May 30, 2022 | Articles, Featured

  • One of the films that guides us into outer space and into the mental space we claim for ourselves in this year’s programme of the same name is Jordan Belson’s Allures. Below, we present the text that Gene Youngblood dedicates to it in his legendary book Expanded Cinema.

Originally a widely-exhibited painter, Belson turned to filmmaking in 1947 with crude animations drawn on cards, which he subsequently destroyed. He returned to painting for four years and in 1952 resumed film work with a series that blended cinema and painting through the use of animated scrolls. The four films produced in the period 1952-53 were Mambo, Caravan, Mandala, and Bop Scotch. From 1957-59 he worked with Henry Jacobs as visual director of the Vortex Concerts at Morrison Planetarium in San Francisco. Simultaneously he produced three more animated films, Flight (1958), Raga (1959), and Seance (1959). Allures, completed in 1961, found Belson moving away from single-frame animation toward continuous real-time photography. It is the earliest of his works that he still considers relevant enough to discuss.

He describes Allures as a “mathematically precise” film on the theme of cosmogenesis— Teilhard de Chardin’s term intended to replace cosmology and to indicate that the universe is not a static phenomenon but a process of becoming, of attaining new levels of existence and organization. However, Belson adds: “It relates more to human physical perceptions than my other films. It’s a trip backwards along the senses into the interior of the being. It fixes your gaze, physically holds your attention.”

Allures begins with an ethereal pealing of bells. A centrifugal starburst of pink, yellow, and blue sparks whirls out of a black void. Its points collect into clusters and fade. Bells become weird chimes; we sink into a bottomless orange and black vortex. An intricate pink mandala of interconnected web patterns spins swiftly into the distance. A caterpillar-like coil looms ominously out of infinity. We hear a tweetering electronic warble, a collection of threatening piano notes. Pink and yellow sparks wiggle vertically up the frame. Distant snakelike coils appear and fade.

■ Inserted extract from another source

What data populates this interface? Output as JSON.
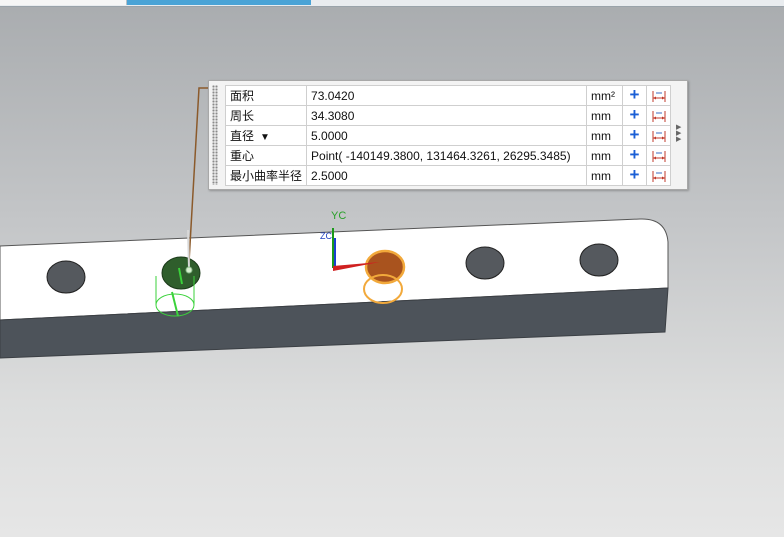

A tiny sun surrounded by a huge orange halo disintegrates. There are flying, comet-like petal shapes. 

Oscilloscope streak-dots bounce across the frame with a twittering, chattering metallic noise. They form complex triangular and tetrahedral grid patterns of red, yellow, and blue. Out of this evolves an amorphous yellow-white pulsating globe of fire without definite shape. It vanishes and a blue, neon-bright baton rotates slowly into infinity.

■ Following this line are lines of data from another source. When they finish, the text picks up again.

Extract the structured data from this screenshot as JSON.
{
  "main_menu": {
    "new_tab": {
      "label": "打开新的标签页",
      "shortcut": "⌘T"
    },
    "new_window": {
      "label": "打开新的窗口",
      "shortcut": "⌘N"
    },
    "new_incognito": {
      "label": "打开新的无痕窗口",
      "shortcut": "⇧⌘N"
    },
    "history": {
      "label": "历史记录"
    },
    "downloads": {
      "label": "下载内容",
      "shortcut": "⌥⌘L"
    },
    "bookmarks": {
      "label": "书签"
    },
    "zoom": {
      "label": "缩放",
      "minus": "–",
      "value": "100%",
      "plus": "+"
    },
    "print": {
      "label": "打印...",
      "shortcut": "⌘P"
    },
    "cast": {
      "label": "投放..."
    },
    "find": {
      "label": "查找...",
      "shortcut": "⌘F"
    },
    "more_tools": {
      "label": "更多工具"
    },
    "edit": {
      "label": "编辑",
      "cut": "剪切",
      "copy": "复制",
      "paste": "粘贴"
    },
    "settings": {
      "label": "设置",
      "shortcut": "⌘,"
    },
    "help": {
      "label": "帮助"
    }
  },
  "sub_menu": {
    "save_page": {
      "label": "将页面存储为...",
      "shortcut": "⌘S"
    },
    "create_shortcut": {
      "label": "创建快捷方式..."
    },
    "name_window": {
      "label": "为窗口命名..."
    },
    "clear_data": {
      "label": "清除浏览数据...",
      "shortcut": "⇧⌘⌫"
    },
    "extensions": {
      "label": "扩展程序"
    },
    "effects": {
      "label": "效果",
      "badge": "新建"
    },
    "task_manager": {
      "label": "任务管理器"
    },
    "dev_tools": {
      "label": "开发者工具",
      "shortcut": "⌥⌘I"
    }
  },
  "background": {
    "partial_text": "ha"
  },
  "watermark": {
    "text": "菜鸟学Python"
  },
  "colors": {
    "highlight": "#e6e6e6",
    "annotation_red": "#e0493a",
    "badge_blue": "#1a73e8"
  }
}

“I think of Allures,” said Belson, “as a combination of molecular structures and astronomical events mixed with subconscious and subjective phenomena— all happening simultaneously. The beginning is almost purely sensual, the end perhaps totally nonmaterial. It seems to move from matter to spirit in some way. Allures was the first film to really open up spatially. Oskar Fischinger had been experimenting with spatial dimensions but Allures seemed to be outer space rather than earth space. Of course you see the finished film, carefully calculated to give you a specific impression. In fact it took a year and a half to make, pieced together in thousands of different ways, and the final product is only five minutes long. Allures actually developed out of images I was working with in the Vortex Concerts. Up until that time my films had been pretty much rapid-fire. They were animated and there was no real pacing— just one sustained frenetic pace. After working with some very sophisticated equipment at Vortex I learned the effectiveness of something as simple as fading in and out very slowly. But it was all still very impersonal. There’s nothing really personal in the images of Allures.”

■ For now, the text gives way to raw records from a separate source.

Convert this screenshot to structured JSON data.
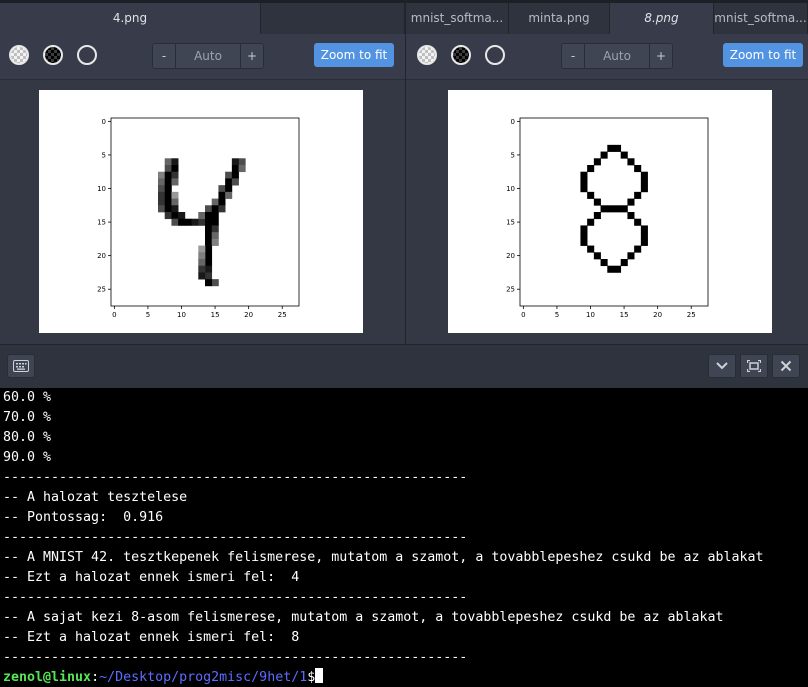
{
  "left_pane": {
    "tabs": [
      {
        "label": "4.png",
        "active": true
      },
      {
        "label": "",
        "active": false
      }
    ],
    "zoom": {
      "minus": "-",
      "value": "Auto",
      "plus": "+"
    },
    "fit_label": "Zoom to fit"
  },
  "right_pane": {
    "tabs": [
      {
        "label": "mnist_softma...",
        "active": false
      },
      {
        "label": "minta.png",
        "active": false
      },
      {
        "label": "8.png",
        "active": true
      },
      {
        "label": "mnist_softma...",
        "active": false
      }
    ],
    "zoom": {
      "minus": "-",
      "value": "Auto",
      "plus": "+"
    },
    "fit_label": "Zoom to fit"
  },
  "plots": {
    "ytick_labels": [
      "0",
      "5",
      "10",
      "15",
      "20",
      "25"
    ],
    "xtick_labels": [
      "0",
      "5",
      "10",
      "15",
      "20",
      "25"
    ]
  },
  "chart_data": [
    {
      "type": "heatmap",
      "image": "handwritten digit 4 (MNIST sample 42)",
      "shape": [
        28,
        28
      ],
      "xlim": [
        0,
        27
      ],
      "ylim": [
        27,
        0
      ],
      "xticks": [
        0,
        5,
        10,
        15,
        20,
        25
      ],
      "yticks": [
        0,
        5,
        10,
        15,
        20,
        25
      ],
      "colormap": "gray_r"
    },
    {
      "type": "heatmap",
      "image": "hand-drawn digit 8",
      "shape": [
        28,
        28
      ],
      "xlim": [
        0,
        27
      ],
      "ylim": [
        27,
        0
      ],
      "xticks": [
        0,
        5,
        10,
        15,
        20,
        25
      ],
      "yticks": [
        0,
        5,
        10,
        15,
        20,
        25
      ],
      "colormap": "gray_r"
    }
  ],
  "terminal": {
    "lines": [
      "60.0 %",
      "70.0 %",
      "80.0 %",
      "90.0 %",
      "----------------------------------------------------------",
      "-- A halozat tesztelese",
      "-- Pontossag:  0.916",
      "----------------------------------------------------------",
      "-- A MNIST 42. tesztkepenek felismerese, mutatom a szamot, a tovabblepeshez csukd be az ablakat",
      "-- Ezt a halozat ennek ismeri fel:  4",
      "----------------------------------------------------------",
      "-- A sajat kezi 8-asom felismerese, mutatom a szamot, a tovabblepeshez csukd be az ablakat",
      "-- Ezt a halozat ennek ismeri fel:  8",
      "----------------------------------------------------------"
    ],
    "prompt_user": "zenol@linux",
    "prompt_sep": ":",
    "prompt_path": "~/Desktop/prog2misc/9het/1",
    "prompt_symbol": "$"
  },
  "icons": {
    "keyboard": "keyboard-icon",
    "collapse": "chevron-down-icon",
    "maximize": "maximize-icon",
    "close": "close-icon"
  },
  "colors": {
    "accent": "#5294e2",
    "prompt_user": "#55e655",
    "prompt_path": "#5c6cff"
  }
}
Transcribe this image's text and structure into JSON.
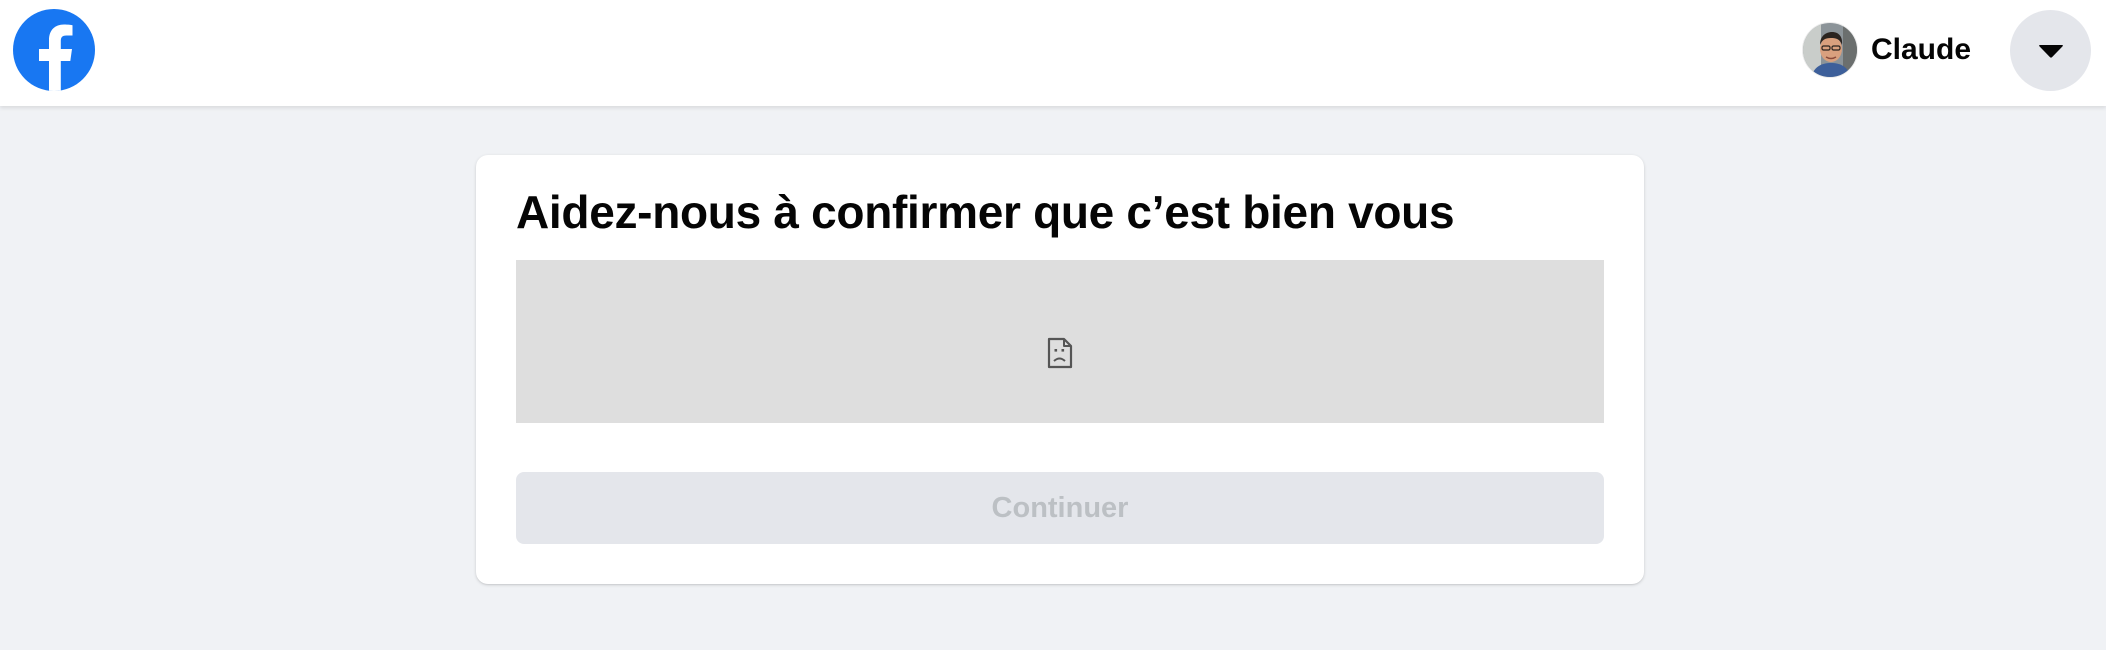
{
  "header": {
    "logo_icon": "facebook-logo",
    "brand_color": "#1877f2",
    "profile": {
      "name": "Claude",
      "avatar_icon": "user-avatar"
    },
    "menu_icon": "caret-down-icon"
  },
  "card": {
    "title": "Aidez-nous à confirmer que c’est bien vous",
    "captcha_icon": "broken-image-icon",
    "continue_label": "Continuer",
    "continue_disabled": true
  },
  "colors": {
    "page_background": "#f0f2f5",
    "captcha_background": "#dedede",
    "button_disabled_bg": "#e4e6eb",
    "button_disabled_text": "#bcc0c4"
  }
}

After the glowing blue baton vanishes the screen is black and silent. Almost imperceptibly a cluster of blue dots breaks from the bottom into magnetic force fields that become a complex grid pattern of geometrical shapes superposed on one another until the frame is filled with dynamic energy and mathematical motion. A screeching electronic howl accentuates the tension as galaxies of force fields collide, permutate, and transmute spectacularly. Some squadrons rush toward the camera as others speed away. Some move diagonally, others horizontally or vertically. It’s all strongly reminiscent of 2001— except that it was made seven years earlier. Elsewhere in the film rumbling thunder is heard as flying sparks collect into revolving atomic structures, from whose nuclei emanate shimmering tentacles of tweetering multicolored light. At the end we hear ethereal harp music as a pulsating sun, fitfully spewing out bright particles, reveals within itself another glimmering galaxy.